What the task requires -
Repeat the data in full and exactly. Leave the pictures out.

Data to examine -

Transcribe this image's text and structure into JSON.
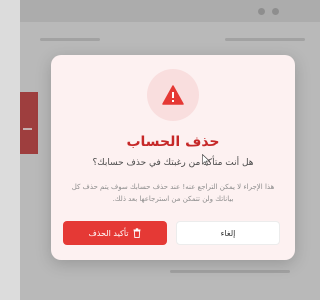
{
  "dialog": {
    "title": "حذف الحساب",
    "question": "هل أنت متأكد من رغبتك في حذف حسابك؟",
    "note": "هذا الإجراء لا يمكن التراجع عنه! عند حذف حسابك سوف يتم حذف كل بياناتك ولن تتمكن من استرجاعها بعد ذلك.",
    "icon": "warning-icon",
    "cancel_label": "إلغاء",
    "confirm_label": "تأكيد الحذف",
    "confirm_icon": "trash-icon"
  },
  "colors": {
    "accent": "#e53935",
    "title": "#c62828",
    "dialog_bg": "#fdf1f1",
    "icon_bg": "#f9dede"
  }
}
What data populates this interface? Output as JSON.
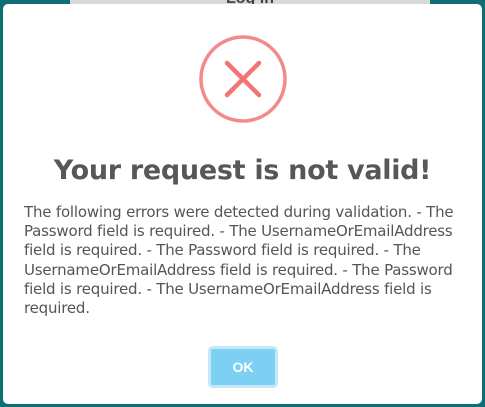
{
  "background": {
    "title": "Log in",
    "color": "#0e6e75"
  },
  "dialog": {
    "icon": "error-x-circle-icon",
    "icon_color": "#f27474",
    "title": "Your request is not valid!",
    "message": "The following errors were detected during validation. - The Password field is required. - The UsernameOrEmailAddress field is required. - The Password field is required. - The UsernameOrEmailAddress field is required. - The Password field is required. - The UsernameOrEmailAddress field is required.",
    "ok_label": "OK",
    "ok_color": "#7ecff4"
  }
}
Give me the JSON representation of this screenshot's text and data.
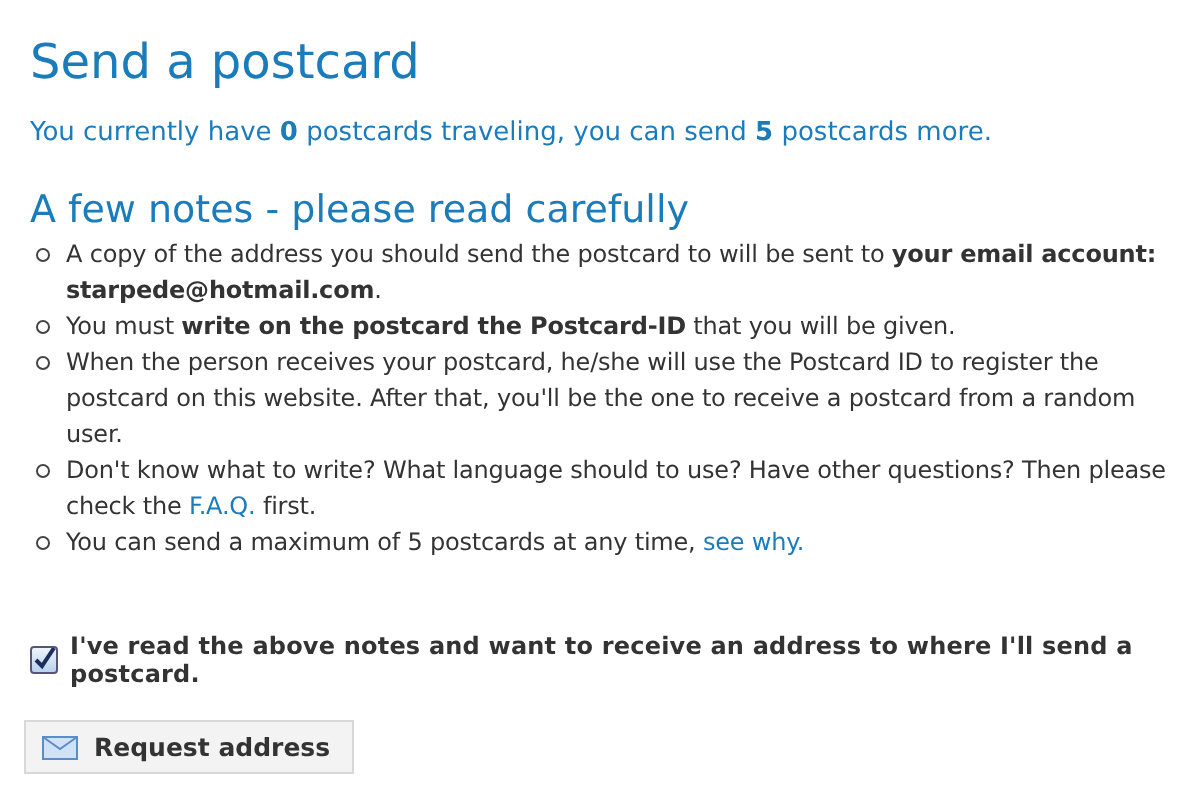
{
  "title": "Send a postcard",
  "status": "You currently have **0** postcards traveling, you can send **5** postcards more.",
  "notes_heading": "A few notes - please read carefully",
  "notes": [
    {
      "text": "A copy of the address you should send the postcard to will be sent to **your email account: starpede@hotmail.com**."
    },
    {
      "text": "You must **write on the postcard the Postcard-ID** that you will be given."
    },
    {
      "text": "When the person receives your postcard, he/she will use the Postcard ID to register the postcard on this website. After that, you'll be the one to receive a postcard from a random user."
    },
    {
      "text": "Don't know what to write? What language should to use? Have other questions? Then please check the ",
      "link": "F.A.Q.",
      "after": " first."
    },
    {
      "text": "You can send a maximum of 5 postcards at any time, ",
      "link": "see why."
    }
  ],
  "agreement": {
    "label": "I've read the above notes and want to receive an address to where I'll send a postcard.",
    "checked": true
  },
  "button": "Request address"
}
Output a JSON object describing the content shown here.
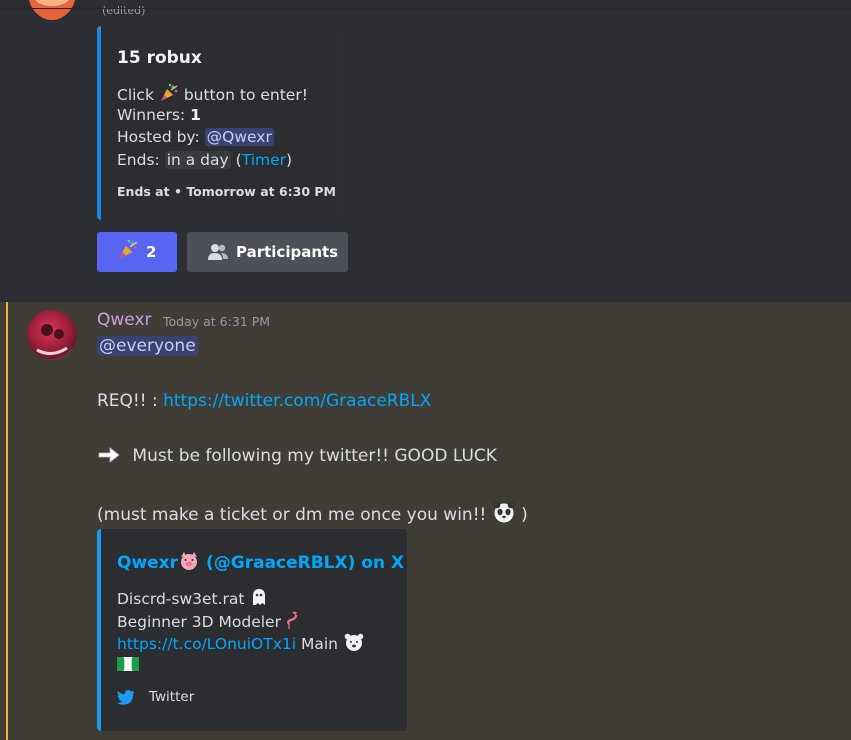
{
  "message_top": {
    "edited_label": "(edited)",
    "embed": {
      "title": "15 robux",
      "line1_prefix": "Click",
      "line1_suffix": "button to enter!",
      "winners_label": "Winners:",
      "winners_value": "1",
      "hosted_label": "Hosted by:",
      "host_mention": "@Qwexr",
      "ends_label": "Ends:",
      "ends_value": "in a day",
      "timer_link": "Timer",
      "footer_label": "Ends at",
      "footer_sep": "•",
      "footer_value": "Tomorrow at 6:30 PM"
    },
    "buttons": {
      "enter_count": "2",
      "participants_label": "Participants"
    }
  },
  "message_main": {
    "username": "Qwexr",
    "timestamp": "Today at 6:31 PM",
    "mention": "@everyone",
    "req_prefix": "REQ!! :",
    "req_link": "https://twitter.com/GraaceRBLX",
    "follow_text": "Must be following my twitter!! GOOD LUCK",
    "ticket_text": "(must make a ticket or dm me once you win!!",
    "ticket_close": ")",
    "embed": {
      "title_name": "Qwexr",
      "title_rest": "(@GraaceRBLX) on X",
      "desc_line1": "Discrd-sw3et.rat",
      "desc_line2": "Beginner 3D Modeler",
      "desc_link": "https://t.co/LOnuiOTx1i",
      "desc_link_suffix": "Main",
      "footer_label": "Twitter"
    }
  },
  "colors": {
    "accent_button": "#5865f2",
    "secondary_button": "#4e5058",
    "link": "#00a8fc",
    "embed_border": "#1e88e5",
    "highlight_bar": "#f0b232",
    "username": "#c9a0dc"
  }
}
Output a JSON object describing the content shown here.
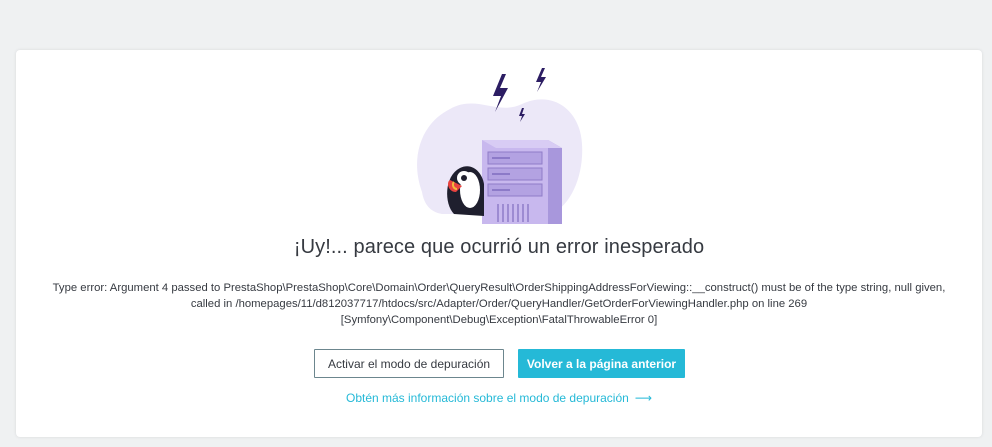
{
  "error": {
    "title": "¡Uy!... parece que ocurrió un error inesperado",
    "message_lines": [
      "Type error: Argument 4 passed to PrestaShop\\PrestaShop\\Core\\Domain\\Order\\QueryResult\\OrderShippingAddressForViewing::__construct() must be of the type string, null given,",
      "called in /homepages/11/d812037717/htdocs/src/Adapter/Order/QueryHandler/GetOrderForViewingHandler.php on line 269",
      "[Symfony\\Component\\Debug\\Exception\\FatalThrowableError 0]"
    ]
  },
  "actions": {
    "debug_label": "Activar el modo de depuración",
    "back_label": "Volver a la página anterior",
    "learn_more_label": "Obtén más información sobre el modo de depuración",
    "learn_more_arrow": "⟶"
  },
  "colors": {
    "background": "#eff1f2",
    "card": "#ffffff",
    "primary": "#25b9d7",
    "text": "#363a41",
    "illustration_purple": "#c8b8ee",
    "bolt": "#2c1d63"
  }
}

Exercise output -
Transcribe this image's text and structure into JSON.
{
  "dialog": {
    "title": "حذف الحساب",
    "question": "هل أنت متأكد من رغبتك في حذف حسابك؟",
    "note": "هذا الإجراء لا يمكن التراجع عنه! عند حذف حسابك سوف يتم حذف كل بياناتك ولن تتمكن من استرجاعها بعد ذلك.",
    "icon": "warning-icon",
    "cancel_label": "إلغاء",
    "confirm_label": "تأكيد الحذف",
    "confirm_icon": "trash-icon"
  },
  "colors": {
    "accent": "#e53935",
    "title": "#c62828",
    "dialog_bg": "#fdf1f1",
    "icon_bg": "#f9dede"
  }
}
What data populates this interface? Output as JSON.
{
  "background": {
    "title": "Log in",
    "color": "#0e6e75"
  },
  "dialog": {
    "icon": "error-x-circle-icon",
    "icon_color": "#f27474",
    "title": "Your request is not valid!",
    "message": "The following errors were detected during validation. - The Password field is required. - The UsernameOrEmailAddress field is required. - The Password field is required. - The UsernameOrEmailAddress field is required. - The Password field is required. - The UsernameOrEmailAddress field is required.",
    "ok_label": "OK",
    "ok_color": "#7ecff4"
  }
}
Give me the JSON representation of this screenshot's text and data.
{
  "title": "Send a postcard",
  "status": "You currently have **0** postcards traveling, you can send **5** postcards more.",
  "notes_heading": "A few notes - please read carefully",
  "notes": [
    {
      "text": "A copy of the address you should send the postcard to will be sent to **your email account: starpede@hotmail.com**."
    },
    {
      "text": "You must **write on the postcard the Postcard-ID** that you will be given."
    },
    {
      "text": "When the person receives your postcard, he/she will use the Postcard ID to register the postcard on this website. After that, you'll be the one to receive a postcard from a random user."
    },
    {
      "text": "Don't know what to write? What language should to use? Have other questions? Then please check the ",
      "link": "F.A.Q.",
      "after": " first."
    },
    {
      "text": "You can send a maximum of 5 postcards at any time, ",
      "link": "see why."
    }
  ],
  "agreement": {
    "label": "I've read the above notes and want to receive an address to where I'll send a postcard.",
    "checked": true
  },
  "button": "Request address"
}
Output a JSON object describing the content shown here.
{
  "message_top": {
    "edited_label": "(edited)",
    "embed": {
      "title": "15 robux",
      "line1_prefix": "Click",
      "line1_suffix": "button to enter!",
      "winners_label": "Winners:",
      "winners_value": "1",
      "hosted_label": "Hosted by:",
      "host_mention": "@Qwexr",
      "ends_label": "Ends:",
      "ends_value": "in a day",
      "timer_link": "Timer",
      "footer_label": "Ends at",
      "footer_sep": "•",
      "footer_value": "Tomorrow at 6:30 PM"
    },
    "buttons": {
      "enter_count": "2",
      "participants_label": "Participants"
    }
  },
  "message_main": {
    "username": "Qwexr",
    "timestamp": "Today at 6:31 PM",
    "mention": "@everyone",
    "req_prefix": "REQ!! :",
    "req_link": "https://twitter.com/GraaceRBLX",
    "follow_text": "Must be following my twitter!! GOOD LUCK",
    "ticket_text": "(must make a ticket or dm me once you win!!",
    "ticket_close": ")",
    "embed": {
      "title_name": "Qwexr",
      "title_rest": "(@GraaceRBLX) on X",
      "desc_line1": "Discrd-sw3et.rat",
      "desc_line2": "Beginner 3D Modeler",
      "desc_link": "https://t.co/LOnuiOTx1i",
      "desc_link_suffix": "Main",
      "footer_label": "Twitter"
    }
  },
  "colors": {
    "accent_button": "#5865f2",
    "secondary_button": "#4e5058",
    "link": "#00a8fc",
    "embed_border": "#1e88e5",
    "highlight_bar": "#f0b232",
    "username": "#c9a0dc"
  }
}
Output a JSON object describing the content shown here.
{
  "error": {
    "title": "¡Uy!... parece que ocurrió un error inesperado",
    "message_lines": [
      "Type error: Argument 4 passed to PrestaShop\\PrestaShop\\Core\\Domain\\Order\\QueryResult\\OrderShippingAddressForViewing::__construct() must be of the type string, null given,",
      "called in /homepages/11/d812037717/htdocs/src/Adapter/Order/QueryHandler/GetOrderForViewingHandler.php on line 269",
      "[Symfony\\Component\\Debug\\Exception\\FatalThrowableError 0]"
    ]
  },
  "actions": {
    "debug_label": "Activar el modo de depuración",
    "back_label": "Volver a la página anterior",
    "learn_more_label": "Obtén más información sobre el modo de depuración",
    "learn_more_arrow": "⟶"
  },
  "colors": {
    "background": "#eff1f2",
    "card": "#ffffff",
    "primary": "#25b9d7",
    "text": "#363a41",
    "illustration_purple": "#c8b8ee",
    "bolt": "#2c1d63"
  }
}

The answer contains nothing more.